Targeted allocations are just that, targets, but if institutional investors actually deploy their targeted allocation in 2015 it would result in upwards of $500 billion of new, unexpected global capital chasing commercial real estate, much of it in the U.S. Exacerbating this potential tsunami of capital is the over $200 billion in existing “dry powder,” according to Preqin — capital that has been raised but not yet called — not to mention individual investors’ dry powder still on the sidelines.

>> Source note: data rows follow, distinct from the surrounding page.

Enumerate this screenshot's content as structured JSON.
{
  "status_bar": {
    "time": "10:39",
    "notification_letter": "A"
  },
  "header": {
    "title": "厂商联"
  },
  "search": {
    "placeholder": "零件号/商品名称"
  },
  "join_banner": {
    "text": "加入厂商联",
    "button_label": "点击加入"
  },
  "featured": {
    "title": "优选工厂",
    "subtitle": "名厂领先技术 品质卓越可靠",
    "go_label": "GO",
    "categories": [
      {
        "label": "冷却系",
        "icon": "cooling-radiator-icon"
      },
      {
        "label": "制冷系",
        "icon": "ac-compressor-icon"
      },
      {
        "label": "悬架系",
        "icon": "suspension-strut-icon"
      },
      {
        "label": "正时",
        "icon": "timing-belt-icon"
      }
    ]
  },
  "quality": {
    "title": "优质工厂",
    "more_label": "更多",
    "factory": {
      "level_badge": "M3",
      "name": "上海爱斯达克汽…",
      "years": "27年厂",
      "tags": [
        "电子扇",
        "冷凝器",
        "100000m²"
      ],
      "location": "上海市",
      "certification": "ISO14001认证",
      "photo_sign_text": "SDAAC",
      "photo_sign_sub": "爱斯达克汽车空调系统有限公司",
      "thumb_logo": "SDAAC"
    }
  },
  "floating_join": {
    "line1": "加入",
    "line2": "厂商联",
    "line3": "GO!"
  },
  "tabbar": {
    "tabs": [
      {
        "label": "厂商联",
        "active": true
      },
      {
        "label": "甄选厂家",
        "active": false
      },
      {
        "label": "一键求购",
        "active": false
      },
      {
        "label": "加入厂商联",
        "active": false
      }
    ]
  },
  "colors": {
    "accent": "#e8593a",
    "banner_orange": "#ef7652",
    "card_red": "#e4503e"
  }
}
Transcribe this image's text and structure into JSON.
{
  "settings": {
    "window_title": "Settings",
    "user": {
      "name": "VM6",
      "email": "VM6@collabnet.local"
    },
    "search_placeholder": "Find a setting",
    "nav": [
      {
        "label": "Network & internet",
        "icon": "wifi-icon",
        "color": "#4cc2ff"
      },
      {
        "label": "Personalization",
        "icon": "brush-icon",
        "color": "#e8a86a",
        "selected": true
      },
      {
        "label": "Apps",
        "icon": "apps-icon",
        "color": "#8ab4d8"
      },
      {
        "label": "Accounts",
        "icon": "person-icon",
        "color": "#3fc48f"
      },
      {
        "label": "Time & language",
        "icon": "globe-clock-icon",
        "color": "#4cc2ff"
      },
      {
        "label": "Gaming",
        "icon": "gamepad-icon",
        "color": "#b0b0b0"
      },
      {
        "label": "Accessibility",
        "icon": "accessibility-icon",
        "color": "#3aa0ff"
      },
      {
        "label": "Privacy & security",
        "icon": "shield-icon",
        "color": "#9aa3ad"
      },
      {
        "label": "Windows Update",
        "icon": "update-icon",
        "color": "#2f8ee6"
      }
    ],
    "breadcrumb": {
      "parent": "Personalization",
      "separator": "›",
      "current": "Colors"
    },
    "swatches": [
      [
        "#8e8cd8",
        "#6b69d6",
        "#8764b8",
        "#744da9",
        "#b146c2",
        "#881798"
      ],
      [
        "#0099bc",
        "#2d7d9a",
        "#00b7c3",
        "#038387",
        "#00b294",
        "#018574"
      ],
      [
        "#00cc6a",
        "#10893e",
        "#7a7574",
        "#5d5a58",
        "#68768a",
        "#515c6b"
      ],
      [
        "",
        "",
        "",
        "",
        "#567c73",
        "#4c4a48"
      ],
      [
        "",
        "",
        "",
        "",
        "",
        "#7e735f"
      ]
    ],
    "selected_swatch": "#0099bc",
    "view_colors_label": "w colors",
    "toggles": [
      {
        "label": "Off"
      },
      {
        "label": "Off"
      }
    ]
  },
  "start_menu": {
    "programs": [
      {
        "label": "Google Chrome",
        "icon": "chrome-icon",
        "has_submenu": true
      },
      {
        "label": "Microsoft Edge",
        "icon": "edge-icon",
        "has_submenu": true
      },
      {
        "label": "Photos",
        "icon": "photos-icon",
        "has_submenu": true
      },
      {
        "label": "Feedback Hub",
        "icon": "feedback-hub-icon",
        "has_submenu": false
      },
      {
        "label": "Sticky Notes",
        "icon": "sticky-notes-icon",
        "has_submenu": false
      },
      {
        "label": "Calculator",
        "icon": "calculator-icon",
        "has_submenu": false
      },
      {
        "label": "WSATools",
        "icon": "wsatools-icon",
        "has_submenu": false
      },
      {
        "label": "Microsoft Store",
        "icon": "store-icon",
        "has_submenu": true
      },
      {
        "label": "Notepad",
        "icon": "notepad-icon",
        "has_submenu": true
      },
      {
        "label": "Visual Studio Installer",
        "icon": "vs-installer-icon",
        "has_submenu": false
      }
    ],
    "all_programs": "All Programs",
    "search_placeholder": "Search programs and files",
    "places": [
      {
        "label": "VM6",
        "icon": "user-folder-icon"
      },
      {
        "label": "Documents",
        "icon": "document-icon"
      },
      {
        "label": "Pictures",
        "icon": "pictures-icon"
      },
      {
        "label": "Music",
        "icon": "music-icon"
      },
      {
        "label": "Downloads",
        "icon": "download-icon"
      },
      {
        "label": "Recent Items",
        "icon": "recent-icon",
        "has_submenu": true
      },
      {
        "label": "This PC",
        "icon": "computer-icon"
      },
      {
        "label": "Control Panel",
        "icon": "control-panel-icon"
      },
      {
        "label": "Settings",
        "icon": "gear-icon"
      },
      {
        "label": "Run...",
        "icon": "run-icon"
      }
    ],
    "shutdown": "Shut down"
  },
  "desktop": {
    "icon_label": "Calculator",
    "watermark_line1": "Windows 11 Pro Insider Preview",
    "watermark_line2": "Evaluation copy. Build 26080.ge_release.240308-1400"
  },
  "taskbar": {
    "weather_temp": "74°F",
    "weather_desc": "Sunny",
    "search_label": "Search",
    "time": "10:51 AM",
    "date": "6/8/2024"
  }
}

If an allocation to real estate approaching 10 percent signifies asset class status, will this fourth institutional asset class continue to gain share in the institutional portfolio? Cornell/Hodes Weill found that family offices already invest an average of 16 percent of their portfolios in real estate. Some estimates, including those of PricewaterhouseCoopers LLP, have proposed that investment in real estate could eventually double and stabilize as a 20 percent allocation in institutional portfolios.

While institutions increased their targeted allocations to real estate going into 2015, the pace of planned increase (26 basis points) declined from the 49-basis point increase from 2013 to 2014. Investor sentiment has also begun to moderate. Participants in the Cornell/Hodes Weill study rated their view of the investment opportunity in real estate from a risk/return perspective at 5.7 for 2015 (with one being lowest and 10 highest), which remains optimistic yet represents a decline from 6.4 the year before. Why the slight decline in outlook? So much capital is pushing valuations ahead of fundamentals, compressing yields, and creating an overly competitive context for the formerly alternative investment option. Welcome to official asset class status.

Real Estate Joins the GICS

The Global Industry Classification System (GICS) methodology has been commonly accepted as an industry analysis framework for investment research, portfolio management and asset allocation. The GICS classification system currently consists of 10 sectors (listed below), 24 industry groups, 68 industries and 154 sub-industries. Real estate is set to become the 11th sector in 2016.

  • Consumer Discretionary.
  • Consumer Staples.
  • Energy.
  • Financials (currently includes real estate).
  • Health Care.
  • Industrials.
  • Information Technology.
  • Materials.
  • Telecommunication Services.
  • Utilities.